Wight v. Davidson did not present one question which is presented here, namely, that it was the duty of the nisi prius court, upon the presentation of the objection which challenged the assessment upon this owner's property by the first jury as excessive, to have at once directed the calling of a second jury, under § 263, Revised Statutes, relating to the District of Columbia. It is not necessary to consider the effect of the stipulation to abide by the result of the appeal in that case, as foreclosing the question stated, inasmuch as we are clearly of opinion that the failure of the supreme court of the district to order a second jury was at most an error which can only be available in appropriate error proceedings. It is, however, in this connection just to say that the record in the case fails to show that the court was asked for such second jury. The duty, if it existed without such motion, arose from the fact that the exceptions challenging the amount of the assessments constituted a statement that the owner, within the meaning of § 263, 'was dissatisfied with the verdict thus rendered,' and therefore entitled without more to another jury. But the court was possessed of jurisdiction over the parties and over the subject-matter. If the owner assessed did not in some way take steps to set aside the first verdict, its confirmation would necessarily be final.

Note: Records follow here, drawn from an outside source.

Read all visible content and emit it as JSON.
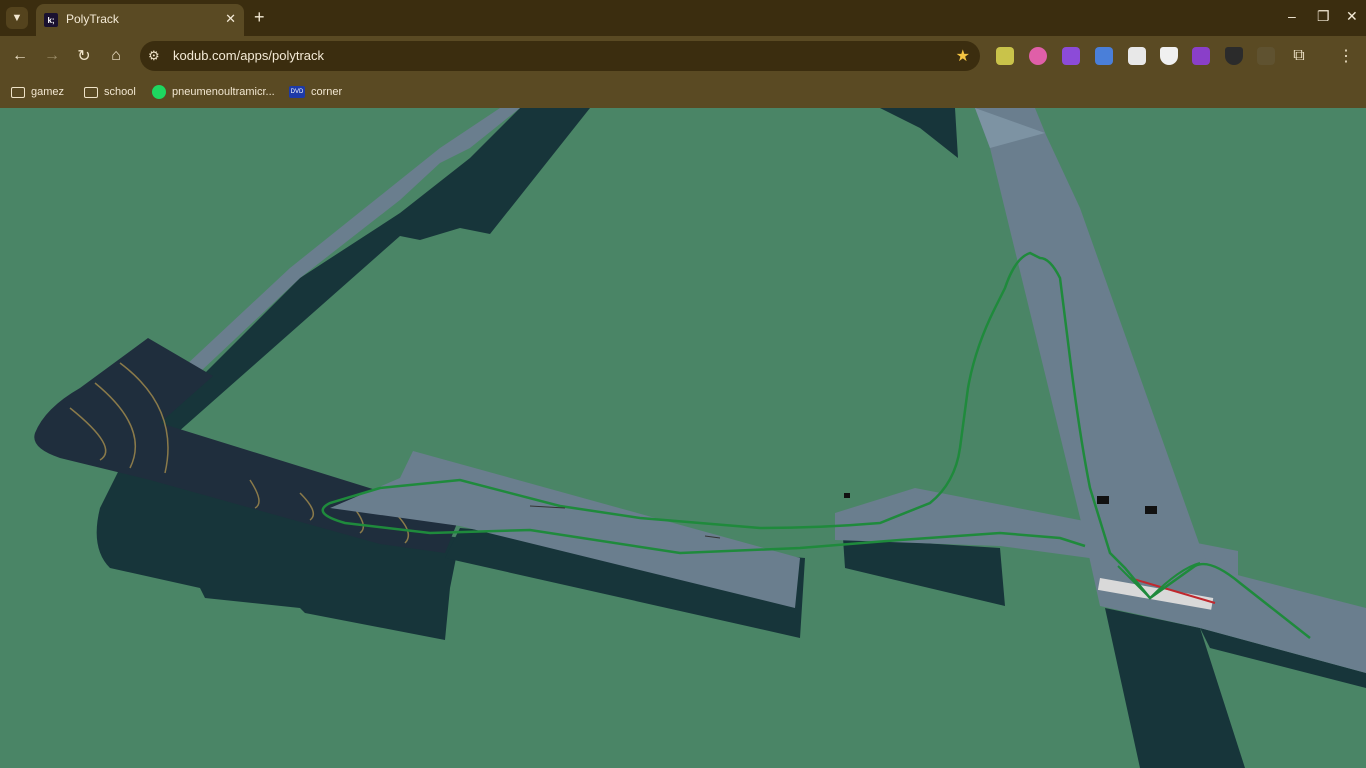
{
  "tabbar": {
    "tab_list_icon": "chevron-down-icon",
    "tab": {
      "title": "PolyTrack",
      "favicon_text": "k;",
      "close_glyph": "✕"
    },
    "new_tab_glyph": "+",
    "window_controls": {
      "minimize": "–",
      "restore": "❐",
      "close": "✕"
    }
  },
  "toolbar": {
    "back_glyph": "←",
    "forward_glyph": "→",
    "reload_glyph": "↻",
    "home_glyph": "⌂",
    "site_info_glyph": "⚙",
    "url": "kodub.com/apps/polytrack",
    "bookmark_star": "★",
    "menu_glyph": "⋮",
    "extensions_glyph": "⧉"
  },
  "bookmarks": {
    "items": [
      {
        "label": "gamez",
        "icon": "folder-icon"
      },
      {
        "label": "school",
        "icon": "folder-icon"
      },
      {
        "label": "pneumenoultramicr...",
        "icon": "spotify-icon"
      },
      {
        "label": "corner",
        "icon": "dvd-icon"
      }
    ]
  },
  "game": {
    "background_color": "#4a8566",
    "track_color": "#6a7e8e",
    "shadow_color": "#17353a",
    "path_color": "#1f8a3c"
  }
}
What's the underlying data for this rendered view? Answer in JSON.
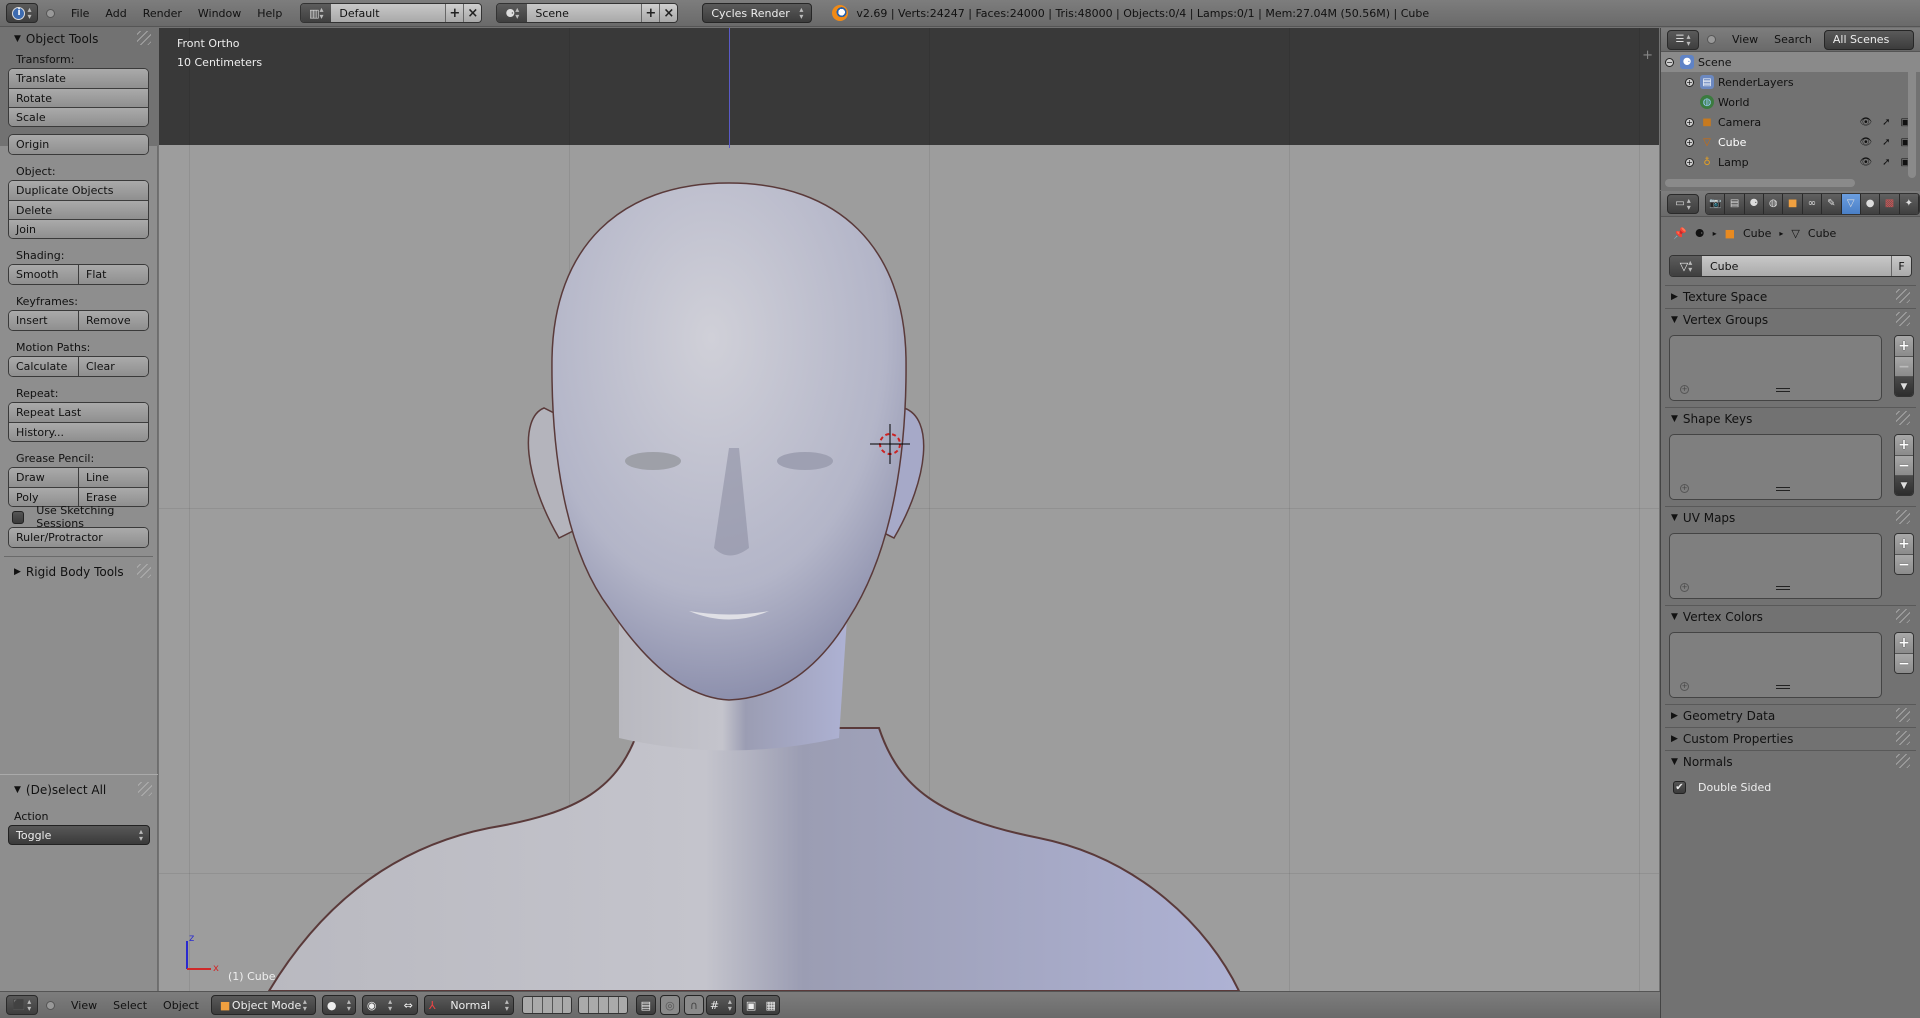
{
  "topbar": {
    "menus": [
      "File",
      "Add",
      "Render",
      "Window",
      "Help"
    ],
    "screen_layout": "Default",
    "scene": "Scene",
    "render_engine": "Cycles Render",
    "info": "v2.69 | Verts:24247 | Faces:24000 | Tris:48000 | Objects:0/4 | Lamps:0/1 | Mem:27.04M (50.56M) | Cube"
  },
  "toolshelf": {
    "title": "Object Tools",
    "transform_label": "Transform:",
    "translate": "Translate",
    "rotate": "Rotate",
    "scale": "Scale",
    "origin": "Origin",
    "object_label": "Object:",
    "duplicate": "Duplicate Objects",
    "delete": "Delete",
    "join": "Join",
    "shading_label": "Shading:",
    "smooth": "Smooth",
    "flat": "Flat",
    "keyframes_label": "Keyframes:",
    "insert": "Insert",
    "remove": "Remove",
    "motion_paths_label": "Motion Paths:",
    "calculate": "Calculate",
    "clear": "Clear",
    "repeat_label": "Repeat:",
    "repeat_last": "Repeat Last",
    "history": "History...",
    "grease_pencil_label": "Grease Pencil:",
    "draw": "Draw",
    "line": "Line",
    "poly": "Poly",
    "erase": "Erase",
    "use_sketching": "Use Sketching Sessions",
    "use_sketching_checked": false,
    "ruler": "Ruler/Protractor",
    "rigid_body": "Rigid Body Tools"
  },
  "operator": {
    "title": "(De)select All",
    "action_label": "Action",
    "action_value": "Toggle"
  },
  "viewport": {
    "view_name": "Front Ortho",
    "grid_scale": "10 Centimeters",
    "status": "(1) Cube",
    "axis_z": "z",
    "axis_x": "x"
  },
  "bottombar": {
    "menus": [
      "View",
      "Select",
      "Object"
    ],
    "mode": "Object Mode",
    "orientation": "Normal"
  },
  "outliner": {
    "menus": [
      "View",
      "Search"
    ],
    "filter": "All Scenes",
    "items": [
      {
        "name": "Scene",
        "icon": "scene-icon"
      },
      {
        "name": "RenderLayers",
        "icon": "render-layers-icon"
      },
      {
        "name": "World",
        "icon": "world-icon"
      },
      {
        "name": "Camera",
        "icon": "camera-icon"
      },
      {
        "name": "Cube",
        "icon": "mesh-icon"
      },
      {
        "name": "Lamp",
        "icon": "lamp-icon"
      }
    ]
  },
  "properties": {
    "breadcrumb": [
      "Cube",
      "Cube"
    ],
    "mesh_name": "Cube",
    "fake_user": "F",
    "panels": {
      "texture_space": "Texture Space",
      "vertex_groups": "Vertex Groups",
      "shape_keys": "Shape Keys",
      "uv_maps": "UV Maps",
      "vertex_colors": "Vertex Colors",
      "geometry_data": "Geometry Data",
      "custom_properties": "Custom Properties",
      "normals": "Normals"
    },
    "double_sided": "Double Sided",
    "double_sided_checked": true
  }
}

If he was denied a second jury when entitled to it, the court would fall into error; but the order confirming the assessment would not be void. There is no possible ground for upholding the present collateral attack if the order was voidable only.
The court was in the exercise of a special statutory jurisdiction, but all the facts necessary to the exercise of that jurisdiction appear to have existed, and such a judgment is no more subject to collateral impeachment than if the court had been exercising its general jurisdiction. Secombe v. Milwaukee & St. P. R. Co. 23 Wall. 108, 23 L. ed. 67; Fauntleroy v. Lum, 210 U. S. 230, 234, 52 L. ed. 1039, 1041, 28 Sup. Ct. Rep. 641; United States use of Hine v. Morse, 218 U. S. 493, 54 L. ed. 1123, 31 Sup. Ct. Rep. 37.
We find no error in the decree dismissing the bill for which we should reverse, and the decree is therefore affirmed.